The European research ministers in Sopot, Poland ©Polish EU Presidency 2011Research ministers from across Europe met in Sopot on 20 and 21 July 2011, following an invitation from the Polish Council Presidency, in order to discuss the European Research Area (ERA) and the future EU Framework Programme for Research and Innovation.
The EU Framework Programmes for Research
On the basis of the Treaty of Lisbon, all measures taken in the field of research funding and technological development are pooled in a collective Framework Programme for Research.
The primary goal of the Framework Programme for Research is to strengthen the scientific and technological basis for European industry and to foster its international competitiveness, in addition to supporting all research efforts which are considered necessary for other EU policies.
The EU Research Framework Programme is administered centrally from Brussels. Topics and calls for proposals are determined and issued by the EU, meaning they follow a top-down approach. Research cooperation in Europe is also advanced and practically supplemented by programmes such as COST and EUREKA, both of which take a bottom-up approach, meaning topics are determined by the applicants.
The Seventh Framework Programme (2007-2013)
The seventh EU Framework Programme (FP7) has an overall budged of €54.4 billion. Of this total, €4 billion are designated for Euratom.
FP7 is divided into four specific programmes:
Cooperation (budget: €32.4 billion)
The first specific programme is the key pillar of the FP7. It supports cross-border cooperative projects between universities, industry, and research centres. The programme is subdivided into ten themes:
- Food, agriculture and fisheries, biotechnology
- Information and communication technologies
- Nanosciences, nanotechnologies, materials and new production technologies

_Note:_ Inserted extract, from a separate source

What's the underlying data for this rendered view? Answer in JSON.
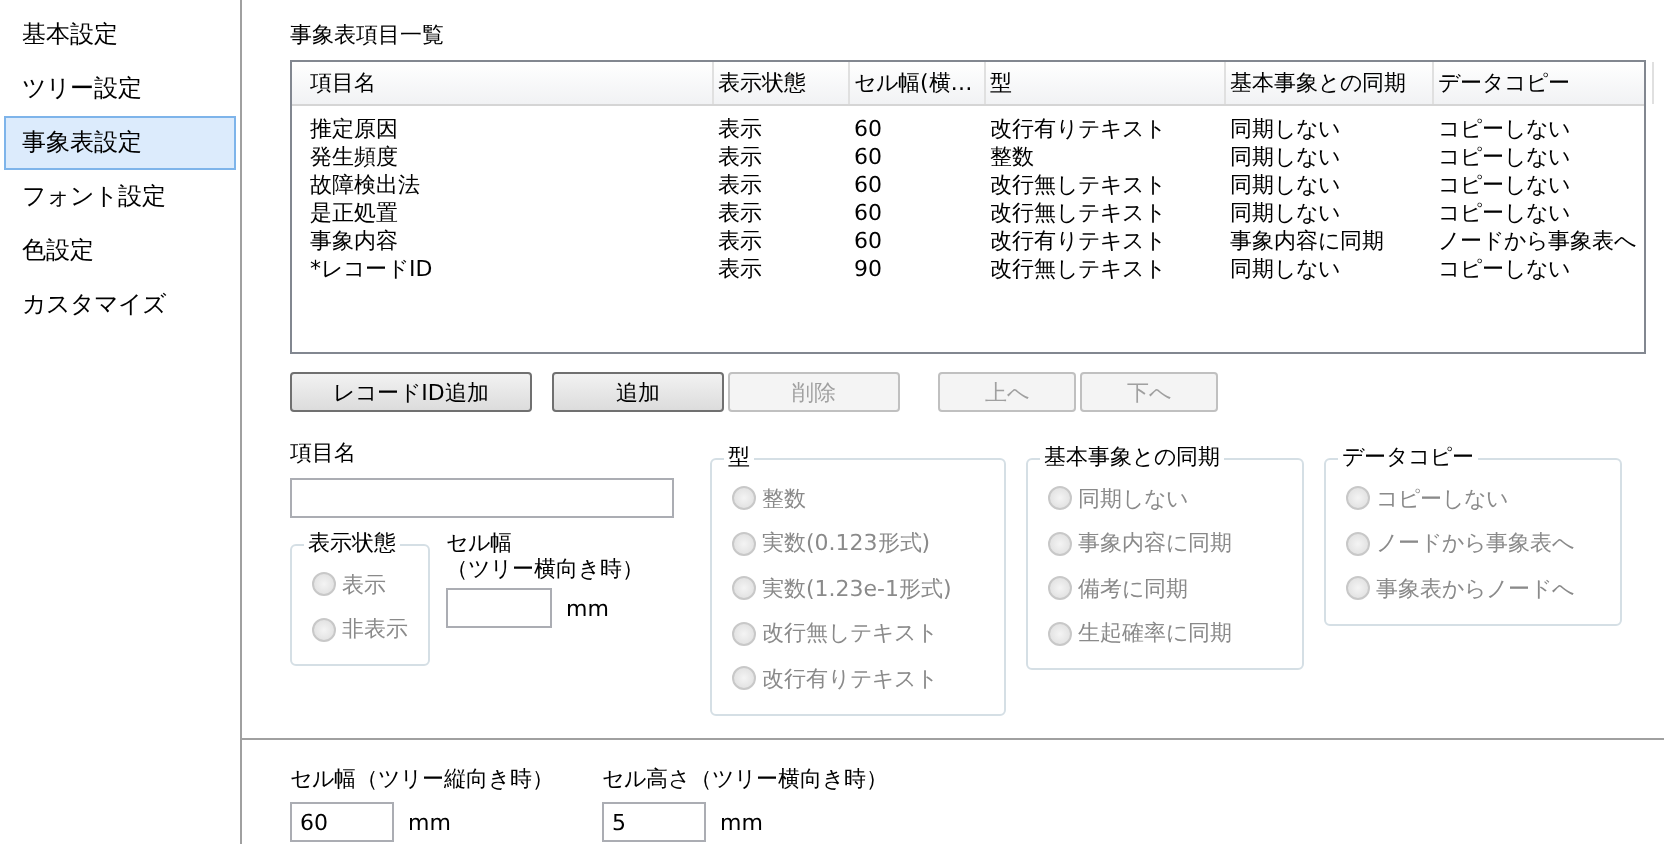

- Environment (including climate change)
- Transport (including aeronautics)
- Socio-economic sciences and the humanities
Ideas (budget: €7.5 billion)
This new programme will strengthen the expertise of European research and improve the attractiveness of Europe for the best researchers as well as for industrial research investment. The European Research Council (ERC), which was established under this programme, concentrates on the support of "frontier research" by selecting and funding the most creative researchers.
People (budget: €4.7 billion)
The "Marie Curie Actions" make maximal use of human resources in research. These actions, which were increased under FP7, aim to arouse interest in research-based careers and recruit researchers from Europe and beyond.
Capacities (budget: €4.2 billion)
The fourth specific programme improves the opportunities for research and innovation. Targeted funding is provided for seven broad areas, such as research infrastructure and SME-led research, in order to ensure their optimal use.
€1.7 billion are allocated to the Joint Research Centre (JRC), which provides customer-driven scientific and technical support in the conception, development, implementation, and monitoring of EU policies. The JRC also serves as a reference centre for science and technology for the EU.
For the first time, procedures within the framework programme will be more flexible and more rationally designed ("Simplification"). In addition, the "Risk-Sharing Finance Facility" (RSFF) will be introduced as a new financing system in cooperation with the European Investment Bank (EIB).
The Sixth European Framework Programme (2002-2006)
The sixth EU Framework Programme (FP6) expired at the end of 2006. It had a budget of approximately €20 billion (including the Euratom Framework Programme) for a period of four years. The main goal of FP6 was the implementation of the European Research Area.